The company policy here at MDK is that a good knitalong never ends. While it can be fun to bang out an FO in an impressively short period of time, knitting is a leisure pursuit for most of us. It elevates and enriches our lives, and it should never feel like deadline pressure.
But it’s also important not to let a knitalong just fade away without remarking on some of its wonders, while the awe (or the “awwwww”) factor is still fresh.
That’s why the phrase “so long,” with its built-in sense that we will keep meeting again, seems appropriate. (And also a good excuse to put up a video of one of my favorite movie scenes.) We will see the Fringe and Friends Log Cabin Knitalong again. We will keep checking the #fringeandfriendslogalong hashtag on Instagram, whenever we are in need of an inspiration boost from our fellow knitters and crocheters.
The Log Road Home
First, a report on my own logalong progress, which may explain why I’d like everyone to go easy on the end-zone celebrations.
I’m getting close (ish) to the finish line on my Relaxed Log Cabin pullover (a mashup of log cabin construction and one of my favorite pullover patterns, Relax by Ririko). A fair bit of time with the US 3s still lies ahead of me. I need to work the shoulders, neck and wee flipper sleeves.
I feel good about the decision to do the yoke in reverse stockinette stitch.
I’m loving every minute of my time with this lightweight cashmere/linen blend yarn, Jade Sapphire Sylph, which has become one of my all-time favorite yarns.
The approach of spring is all the motivation I need to finish, as my Relaxed Log Cabin will be the perfect light pullover for the season of returning sunshine.
A Log Day’s Journey (into Awesome)
We should all strive to be the log cabin knitting we want to see in the world. So it’s appropriate to give an enthusiastic round of muffled applause (because: mitts) to three logalongers who turned their Fringe and Friends Log Cabin Knitalong projects into patterns for all of us to enjoy.
Presenting: the patterns of the Fringe and Friends Logalong.
Karen Templer’s Log Cabin Mitts
These little nuggets of knitting are going to be A Thing, and for a long time to come. They are delicious potato-chip knitting, a good use for all our scraps, and a gift that even a misguided, anti-handmade pal will covet. They already have their own hashtag. Thank you, Karen!
Karen has made a few pairs. Photo: Karen Templer.
Lynn Garrett’s Log Cabin Cardigan.

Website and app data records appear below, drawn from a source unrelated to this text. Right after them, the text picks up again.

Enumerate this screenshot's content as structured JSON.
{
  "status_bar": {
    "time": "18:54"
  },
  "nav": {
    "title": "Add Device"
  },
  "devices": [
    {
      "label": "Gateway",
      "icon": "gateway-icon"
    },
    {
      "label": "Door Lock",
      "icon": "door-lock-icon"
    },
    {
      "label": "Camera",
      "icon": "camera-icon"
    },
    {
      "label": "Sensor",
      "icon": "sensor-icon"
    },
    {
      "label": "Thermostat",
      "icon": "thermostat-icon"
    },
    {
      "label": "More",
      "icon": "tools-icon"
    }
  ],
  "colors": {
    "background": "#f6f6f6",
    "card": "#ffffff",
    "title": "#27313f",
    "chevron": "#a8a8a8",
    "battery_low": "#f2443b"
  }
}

Watching Lynn Garrett build this cardigan gave me strength for my log cabin pullover journey. It takes faith to see clothing in the flatness of garter stitch strips, and fortitude to make it happen. The Log Cabin Cardigan is a wonderful, wearable, flattering garment. Thank you, Lynn!
Krityum’s Log Hat
Of course I’m thinking: Log Cabin Mitts + Log Hat = a set. And there’s a crochet version, too. Thank you, Krityum Designs!
Did I miss any published patterns coming out of the Fringe and Friends Log Cabin Knitalong? Let me know!
In Closing (But Not Really Closing)
The Fringe and Friends Log Cabin Knitalong has been a rich experience of community learning and experimentation. Knitters have stepped up with projects large and small, traditional and totally not traditional, and taken off on open-ended adventures with this simple technique. I really do want it to go on and on. There are dozens of ideas I want to try myself.
Karen, thank you for knowing that so many knitters and crocheters would embrace log cabin, and for sounding the call to knitalong. And thank you for taking us along on the ride.